• [Directions]
The lines to copy are those in the listing that hold the word "search".

• [Available data]
※

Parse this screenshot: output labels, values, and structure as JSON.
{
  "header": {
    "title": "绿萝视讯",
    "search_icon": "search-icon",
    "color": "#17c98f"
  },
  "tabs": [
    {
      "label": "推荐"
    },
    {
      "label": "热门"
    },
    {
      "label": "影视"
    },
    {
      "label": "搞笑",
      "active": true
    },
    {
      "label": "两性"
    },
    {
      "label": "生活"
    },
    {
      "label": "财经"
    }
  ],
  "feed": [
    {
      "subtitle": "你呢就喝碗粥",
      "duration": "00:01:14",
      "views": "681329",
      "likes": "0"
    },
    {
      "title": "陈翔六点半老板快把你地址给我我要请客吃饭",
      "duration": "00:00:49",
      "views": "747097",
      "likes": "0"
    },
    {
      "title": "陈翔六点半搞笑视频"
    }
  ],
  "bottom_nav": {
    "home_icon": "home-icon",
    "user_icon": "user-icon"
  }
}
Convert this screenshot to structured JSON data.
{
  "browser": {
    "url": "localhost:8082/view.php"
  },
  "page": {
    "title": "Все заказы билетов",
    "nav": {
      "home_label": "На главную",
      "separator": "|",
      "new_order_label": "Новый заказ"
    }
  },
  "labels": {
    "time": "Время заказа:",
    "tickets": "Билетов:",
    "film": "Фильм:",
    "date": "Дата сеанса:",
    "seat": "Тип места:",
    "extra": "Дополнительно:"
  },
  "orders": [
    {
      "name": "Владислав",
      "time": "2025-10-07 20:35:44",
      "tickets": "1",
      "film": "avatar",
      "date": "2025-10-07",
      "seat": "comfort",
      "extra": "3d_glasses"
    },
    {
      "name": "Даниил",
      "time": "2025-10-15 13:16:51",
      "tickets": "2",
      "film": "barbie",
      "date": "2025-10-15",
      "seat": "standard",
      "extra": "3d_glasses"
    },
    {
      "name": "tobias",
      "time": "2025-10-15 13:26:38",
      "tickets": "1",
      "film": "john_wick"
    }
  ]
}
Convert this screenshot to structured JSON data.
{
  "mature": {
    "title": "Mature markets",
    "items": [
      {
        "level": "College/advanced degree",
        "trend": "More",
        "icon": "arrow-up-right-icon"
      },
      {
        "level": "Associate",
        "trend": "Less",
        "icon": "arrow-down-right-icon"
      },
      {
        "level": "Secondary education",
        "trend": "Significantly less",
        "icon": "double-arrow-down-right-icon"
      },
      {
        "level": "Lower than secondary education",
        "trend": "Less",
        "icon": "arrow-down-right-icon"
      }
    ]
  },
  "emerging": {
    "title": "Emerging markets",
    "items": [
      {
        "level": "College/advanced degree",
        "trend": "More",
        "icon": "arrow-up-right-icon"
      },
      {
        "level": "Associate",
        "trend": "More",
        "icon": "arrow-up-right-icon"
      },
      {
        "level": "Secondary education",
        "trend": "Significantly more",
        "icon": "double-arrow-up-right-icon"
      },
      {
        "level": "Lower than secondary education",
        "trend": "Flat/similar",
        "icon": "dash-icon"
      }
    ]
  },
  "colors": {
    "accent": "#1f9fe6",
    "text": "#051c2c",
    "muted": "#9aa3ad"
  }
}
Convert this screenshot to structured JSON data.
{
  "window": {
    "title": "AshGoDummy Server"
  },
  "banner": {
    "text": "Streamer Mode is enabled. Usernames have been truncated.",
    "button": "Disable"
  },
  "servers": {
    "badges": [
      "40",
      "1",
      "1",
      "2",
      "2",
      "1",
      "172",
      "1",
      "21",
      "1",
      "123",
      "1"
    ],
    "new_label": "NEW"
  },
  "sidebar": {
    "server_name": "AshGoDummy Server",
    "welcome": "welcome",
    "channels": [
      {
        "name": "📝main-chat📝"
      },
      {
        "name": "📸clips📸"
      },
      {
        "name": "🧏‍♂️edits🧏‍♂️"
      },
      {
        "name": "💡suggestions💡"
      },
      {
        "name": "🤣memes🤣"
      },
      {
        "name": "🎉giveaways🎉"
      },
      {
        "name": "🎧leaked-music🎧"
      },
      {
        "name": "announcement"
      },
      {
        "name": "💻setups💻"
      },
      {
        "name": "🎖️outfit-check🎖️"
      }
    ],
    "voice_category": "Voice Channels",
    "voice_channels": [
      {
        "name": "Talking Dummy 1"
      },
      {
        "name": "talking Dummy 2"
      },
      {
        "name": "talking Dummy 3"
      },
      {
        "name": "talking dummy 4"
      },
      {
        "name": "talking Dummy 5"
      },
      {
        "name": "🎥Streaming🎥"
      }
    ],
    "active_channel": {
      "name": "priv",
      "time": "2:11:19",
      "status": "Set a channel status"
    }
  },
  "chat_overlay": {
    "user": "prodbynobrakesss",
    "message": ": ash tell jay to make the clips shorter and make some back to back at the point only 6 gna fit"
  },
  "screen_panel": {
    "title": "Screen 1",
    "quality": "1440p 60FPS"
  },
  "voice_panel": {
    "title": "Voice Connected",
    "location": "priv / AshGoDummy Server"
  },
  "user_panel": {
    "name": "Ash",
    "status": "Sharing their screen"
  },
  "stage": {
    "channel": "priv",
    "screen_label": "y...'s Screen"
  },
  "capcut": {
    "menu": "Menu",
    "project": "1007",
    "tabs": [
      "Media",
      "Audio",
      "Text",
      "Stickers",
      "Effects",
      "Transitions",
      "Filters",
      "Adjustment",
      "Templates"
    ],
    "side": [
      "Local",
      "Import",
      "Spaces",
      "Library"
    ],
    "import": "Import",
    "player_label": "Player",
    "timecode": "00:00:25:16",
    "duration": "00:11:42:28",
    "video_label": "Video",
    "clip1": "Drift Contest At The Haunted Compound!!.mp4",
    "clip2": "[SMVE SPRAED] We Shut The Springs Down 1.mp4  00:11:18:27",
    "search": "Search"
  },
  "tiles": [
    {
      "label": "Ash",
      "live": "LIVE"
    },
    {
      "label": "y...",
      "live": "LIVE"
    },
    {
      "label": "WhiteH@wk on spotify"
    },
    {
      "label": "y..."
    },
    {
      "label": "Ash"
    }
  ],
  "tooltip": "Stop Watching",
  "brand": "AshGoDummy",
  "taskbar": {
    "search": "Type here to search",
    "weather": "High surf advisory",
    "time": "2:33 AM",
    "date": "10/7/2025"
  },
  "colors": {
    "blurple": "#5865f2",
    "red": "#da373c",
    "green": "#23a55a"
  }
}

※

• [Expected output]
    "search_icon": "search-icon",
    "search": "Search"
    "search": "Type here to search",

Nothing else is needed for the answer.